So we’re all stocked up again and just wish we had a co-operative like this in Macclesfield.
As I’ve not been baking cakes and sweet things for some time I still had quite a lot of chocolate in the fridge……left over from Christmas would you believe! Then my lovely daughter in law brought back a large bag of Spring coloured sweets and I thought I would use them all up in a classic Rocky Road.
The last one I made at Christmas was a little crumbly so this time I increased the chocolate and didn’t add any butter or syrup that my original recipe used.
It turned out perfectly and the unusual colour of the sweets definitely gave it an Easter look.
Large bag of candy covered chocolates (approx 320g)
600g milk chocolate
180g mini marshmallows
Chill in the fridge for a couple of hours before cutting into 24 squares
Over the last few years we’ve enjoyed many food festivals and shows and began to notice the stands selling home wine tasting events but were a bit unsure what it would be like.

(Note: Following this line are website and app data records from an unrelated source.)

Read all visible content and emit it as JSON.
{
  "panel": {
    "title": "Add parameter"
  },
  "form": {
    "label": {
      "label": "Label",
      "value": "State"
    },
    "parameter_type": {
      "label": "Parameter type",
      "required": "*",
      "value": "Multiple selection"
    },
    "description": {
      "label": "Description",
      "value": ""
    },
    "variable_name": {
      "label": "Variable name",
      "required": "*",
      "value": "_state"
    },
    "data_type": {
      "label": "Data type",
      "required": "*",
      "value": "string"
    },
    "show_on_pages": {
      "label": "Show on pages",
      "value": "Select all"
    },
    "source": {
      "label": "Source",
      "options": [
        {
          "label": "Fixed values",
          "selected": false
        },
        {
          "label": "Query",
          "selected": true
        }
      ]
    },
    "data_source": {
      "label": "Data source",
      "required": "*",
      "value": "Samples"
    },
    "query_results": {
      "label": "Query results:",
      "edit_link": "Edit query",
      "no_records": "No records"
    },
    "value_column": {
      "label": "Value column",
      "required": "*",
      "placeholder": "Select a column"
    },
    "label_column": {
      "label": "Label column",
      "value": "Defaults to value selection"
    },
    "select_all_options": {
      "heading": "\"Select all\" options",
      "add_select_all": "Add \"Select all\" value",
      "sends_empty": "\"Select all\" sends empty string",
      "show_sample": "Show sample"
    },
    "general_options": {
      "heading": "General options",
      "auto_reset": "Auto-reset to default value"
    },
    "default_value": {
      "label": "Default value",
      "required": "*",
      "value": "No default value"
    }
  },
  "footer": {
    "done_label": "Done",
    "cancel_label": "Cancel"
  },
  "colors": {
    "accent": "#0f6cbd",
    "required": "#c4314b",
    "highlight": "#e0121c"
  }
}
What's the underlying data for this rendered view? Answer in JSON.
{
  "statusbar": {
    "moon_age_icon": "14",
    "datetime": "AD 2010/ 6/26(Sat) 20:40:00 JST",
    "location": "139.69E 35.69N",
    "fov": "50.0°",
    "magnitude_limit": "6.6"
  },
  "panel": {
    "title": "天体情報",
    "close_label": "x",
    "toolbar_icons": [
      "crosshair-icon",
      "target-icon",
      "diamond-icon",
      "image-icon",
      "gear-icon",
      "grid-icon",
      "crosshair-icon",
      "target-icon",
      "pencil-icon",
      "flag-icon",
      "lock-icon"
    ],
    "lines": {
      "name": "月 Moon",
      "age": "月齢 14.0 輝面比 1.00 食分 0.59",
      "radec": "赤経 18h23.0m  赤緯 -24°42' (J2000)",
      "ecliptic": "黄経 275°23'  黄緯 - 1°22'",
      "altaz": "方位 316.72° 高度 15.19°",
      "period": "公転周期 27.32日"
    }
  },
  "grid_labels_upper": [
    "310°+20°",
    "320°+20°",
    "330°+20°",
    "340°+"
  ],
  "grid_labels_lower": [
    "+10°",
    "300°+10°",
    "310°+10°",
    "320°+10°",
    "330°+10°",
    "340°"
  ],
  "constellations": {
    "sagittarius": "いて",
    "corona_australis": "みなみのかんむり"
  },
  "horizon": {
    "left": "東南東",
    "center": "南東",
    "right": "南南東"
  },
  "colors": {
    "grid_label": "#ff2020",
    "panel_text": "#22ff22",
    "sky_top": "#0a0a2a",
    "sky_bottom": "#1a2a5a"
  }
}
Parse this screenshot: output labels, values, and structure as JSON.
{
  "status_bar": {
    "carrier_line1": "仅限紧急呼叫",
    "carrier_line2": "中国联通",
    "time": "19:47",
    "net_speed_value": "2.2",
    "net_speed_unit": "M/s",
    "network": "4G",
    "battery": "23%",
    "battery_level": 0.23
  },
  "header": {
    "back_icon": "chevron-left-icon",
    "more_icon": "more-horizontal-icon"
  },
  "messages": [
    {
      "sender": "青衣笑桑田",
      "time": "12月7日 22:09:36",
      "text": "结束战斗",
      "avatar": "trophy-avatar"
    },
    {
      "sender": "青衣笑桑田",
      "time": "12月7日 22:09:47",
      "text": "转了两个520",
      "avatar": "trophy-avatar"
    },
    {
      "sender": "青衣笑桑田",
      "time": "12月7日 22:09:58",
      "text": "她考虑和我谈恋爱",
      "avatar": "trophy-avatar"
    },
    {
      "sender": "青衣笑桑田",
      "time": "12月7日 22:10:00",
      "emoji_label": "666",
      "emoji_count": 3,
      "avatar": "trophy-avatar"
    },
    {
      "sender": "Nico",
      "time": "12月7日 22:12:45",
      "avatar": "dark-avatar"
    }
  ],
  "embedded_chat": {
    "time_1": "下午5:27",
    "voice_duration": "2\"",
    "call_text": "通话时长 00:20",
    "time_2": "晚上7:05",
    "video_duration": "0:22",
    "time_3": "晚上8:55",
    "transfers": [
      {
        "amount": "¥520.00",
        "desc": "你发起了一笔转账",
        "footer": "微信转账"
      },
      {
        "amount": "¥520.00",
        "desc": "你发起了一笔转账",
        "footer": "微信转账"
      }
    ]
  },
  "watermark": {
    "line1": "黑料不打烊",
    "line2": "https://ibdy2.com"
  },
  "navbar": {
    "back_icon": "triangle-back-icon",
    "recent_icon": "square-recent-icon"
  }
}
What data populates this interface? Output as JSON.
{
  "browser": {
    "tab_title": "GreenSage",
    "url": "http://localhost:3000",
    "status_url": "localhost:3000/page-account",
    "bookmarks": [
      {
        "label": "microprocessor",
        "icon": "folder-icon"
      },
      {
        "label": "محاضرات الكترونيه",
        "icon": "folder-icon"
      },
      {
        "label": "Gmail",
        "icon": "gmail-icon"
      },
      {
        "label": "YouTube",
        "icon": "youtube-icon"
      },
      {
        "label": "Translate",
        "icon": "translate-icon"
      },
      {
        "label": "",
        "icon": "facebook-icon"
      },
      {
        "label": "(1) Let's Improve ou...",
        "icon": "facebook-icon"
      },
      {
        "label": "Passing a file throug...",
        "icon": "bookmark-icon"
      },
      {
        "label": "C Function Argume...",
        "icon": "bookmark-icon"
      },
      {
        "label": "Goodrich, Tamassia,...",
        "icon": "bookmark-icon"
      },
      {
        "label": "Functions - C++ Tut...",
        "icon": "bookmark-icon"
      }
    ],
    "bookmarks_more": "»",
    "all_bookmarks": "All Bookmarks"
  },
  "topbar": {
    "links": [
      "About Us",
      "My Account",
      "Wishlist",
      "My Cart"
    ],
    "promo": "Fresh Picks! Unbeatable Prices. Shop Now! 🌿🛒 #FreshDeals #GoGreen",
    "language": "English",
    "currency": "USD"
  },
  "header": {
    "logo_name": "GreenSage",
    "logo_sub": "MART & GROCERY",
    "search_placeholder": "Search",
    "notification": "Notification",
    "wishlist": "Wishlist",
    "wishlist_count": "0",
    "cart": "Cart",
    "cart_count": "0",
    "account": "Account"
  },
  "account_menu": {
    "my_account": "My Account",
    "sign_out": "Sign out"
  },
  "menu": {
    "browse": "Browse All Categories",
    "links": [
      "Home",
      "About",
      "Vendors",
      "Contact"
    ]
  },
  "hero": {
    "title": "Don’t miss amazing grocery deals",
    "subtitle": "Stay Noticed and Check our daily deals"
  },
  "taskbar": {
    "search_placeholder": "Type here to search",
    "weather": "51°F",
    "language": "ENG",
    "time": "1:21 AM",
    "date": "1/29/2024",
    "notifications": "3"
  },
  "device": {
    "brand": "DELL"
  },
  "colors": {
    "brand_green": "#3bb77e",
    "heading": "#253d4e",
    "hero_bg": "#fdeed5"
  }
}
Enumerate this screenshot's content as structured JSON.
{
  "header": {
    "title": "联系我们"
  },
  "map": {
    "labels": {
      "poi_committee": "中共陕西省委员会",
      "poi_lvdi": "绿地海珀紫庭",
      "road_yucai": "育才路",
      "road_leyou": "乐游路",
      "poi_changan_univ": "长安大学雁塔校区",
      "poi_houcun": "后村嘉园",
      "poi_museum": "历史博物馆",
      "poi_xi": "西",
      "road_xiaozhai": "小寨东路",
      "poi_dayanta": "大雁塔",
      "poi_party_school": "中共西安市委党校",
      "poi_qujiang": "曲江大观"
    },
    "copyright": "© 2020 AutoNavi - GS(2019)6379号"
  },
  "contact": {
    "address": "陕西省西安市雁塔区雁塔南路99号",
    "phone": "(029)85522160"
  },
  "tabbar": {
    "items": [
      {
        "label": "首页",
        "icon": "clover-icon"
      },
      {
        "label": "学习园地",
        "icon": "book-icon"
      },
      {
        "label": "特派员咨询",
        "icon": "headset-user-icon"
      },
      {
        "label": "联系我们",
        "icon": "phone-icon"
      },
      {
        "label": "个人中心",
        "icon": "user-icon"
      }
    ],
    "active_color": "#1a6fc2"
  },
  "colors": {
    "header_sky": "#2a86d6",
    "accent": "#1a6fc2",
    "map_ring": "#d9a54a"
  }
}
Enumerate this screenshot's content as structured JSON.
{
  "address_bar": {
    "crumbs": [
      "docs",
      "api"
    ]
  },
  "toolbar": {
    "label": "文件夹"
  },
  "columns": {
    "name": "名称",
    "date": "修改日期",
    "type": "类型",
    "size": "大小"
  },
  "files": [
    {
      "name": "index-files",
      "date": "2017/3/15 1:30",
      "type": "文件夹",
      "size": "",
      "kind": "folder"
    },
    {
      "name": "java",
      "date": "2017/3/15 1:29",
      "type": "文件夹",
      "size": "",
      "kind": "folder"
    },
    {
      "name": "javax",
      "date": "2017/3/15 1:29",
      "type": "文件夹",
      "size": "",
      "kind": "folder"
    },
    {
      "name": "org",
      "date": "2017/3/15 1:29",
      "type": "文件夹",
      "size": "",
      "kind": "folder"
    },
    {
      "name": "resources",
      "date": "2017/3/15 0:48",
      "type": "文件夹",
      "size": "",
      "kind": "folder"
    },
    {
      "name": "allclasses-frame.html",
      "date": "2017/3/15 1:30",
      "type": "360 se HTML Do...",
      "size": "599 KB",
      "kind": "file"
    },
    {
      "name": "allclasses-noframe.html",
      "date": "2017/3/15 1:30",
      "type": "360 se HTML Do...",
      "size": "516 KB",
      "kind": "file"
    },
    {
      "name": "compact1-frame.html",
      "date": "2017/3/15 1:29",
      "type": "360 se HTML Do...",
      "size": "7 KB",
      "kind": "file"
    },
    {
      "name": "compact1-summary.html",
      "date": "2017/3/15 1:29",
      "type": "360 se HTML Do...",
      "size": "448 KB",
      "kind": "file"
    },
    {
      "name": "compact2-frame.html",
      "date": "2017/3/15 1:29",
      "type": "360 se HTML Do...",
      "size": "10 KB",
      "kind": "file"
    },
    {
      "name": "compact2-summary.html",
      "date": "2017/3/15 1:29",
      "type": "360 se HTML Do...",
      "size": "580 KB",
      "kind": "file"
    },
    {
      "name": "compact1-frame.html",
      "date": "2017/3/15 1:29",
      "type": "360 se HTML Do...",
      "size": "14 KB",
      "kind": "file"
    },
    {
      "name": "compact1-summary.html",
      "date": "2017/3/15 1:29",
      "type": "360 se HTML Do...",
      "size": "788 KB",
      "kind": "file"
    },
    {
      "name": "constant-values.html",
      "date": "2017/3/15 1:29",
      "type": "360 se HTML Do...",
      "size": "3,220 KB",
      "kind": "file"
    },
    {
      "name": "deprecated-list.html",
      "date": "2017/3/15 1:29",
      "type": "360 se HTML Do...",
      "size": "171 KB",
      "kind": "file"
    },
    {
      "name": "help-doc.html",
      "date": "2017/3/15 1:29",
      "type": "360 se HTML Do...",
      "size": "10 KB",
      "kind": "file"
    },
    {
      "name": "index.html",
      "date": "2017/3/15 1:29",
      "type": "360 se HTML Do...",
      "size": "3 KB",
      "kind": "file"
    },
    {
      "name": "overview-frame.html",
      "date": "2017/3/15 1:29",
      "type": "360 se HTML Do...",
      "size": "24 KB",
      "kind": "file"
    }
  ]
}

Then at the Foodies Festival at Tatton we had VIP tickets that included a glass of Prosecco from the Pieroth Wine stand and had a good chat with the gentlemen there. We were interested so decided to buy a gift token for my brother (you know how hard it is to buy for the man who has everything!).
You can buy for weekday of weekend, for yourself or a larger group depending on your needs. In our case there should have been four of us but my sister in law was unable to come so it was just three.
Our guide through the wines was Les Barber. He gave us an interesting introduction to the company, it’s vineyards and then our selection for the evening – 11 wines ranging from a light, sweet white German wine to a rich, full bodied, oaky red.
Even in our little group of three the range of favourites was huge – I am a lightweight Prosecco drinker who only enjoyed the first two, hubs preferred the middle range lighter reds that it is now popular to chill, and my brother’s choice was the richer, oaky reds at the end of the tasting.
I had supplied savoury nibbles and water and with the chat and tasting it took just over an hour and a half. Ideal early evening entertainment before we had our meal.
Having been a little unsure we all really enjoyed learning a little more about wine and although we did order a mixed case between us there was no hard sell and it wasn’t expected. The wines are dearer than our usual supermarket special offers but are all single estate, first pressing with none of the additives found in cheaper bottles.
We would definitely do it again and include other members of the family or friends too.
This post was not sponsored or requested by Pieroth Wines and was written because we enjoyed our evening!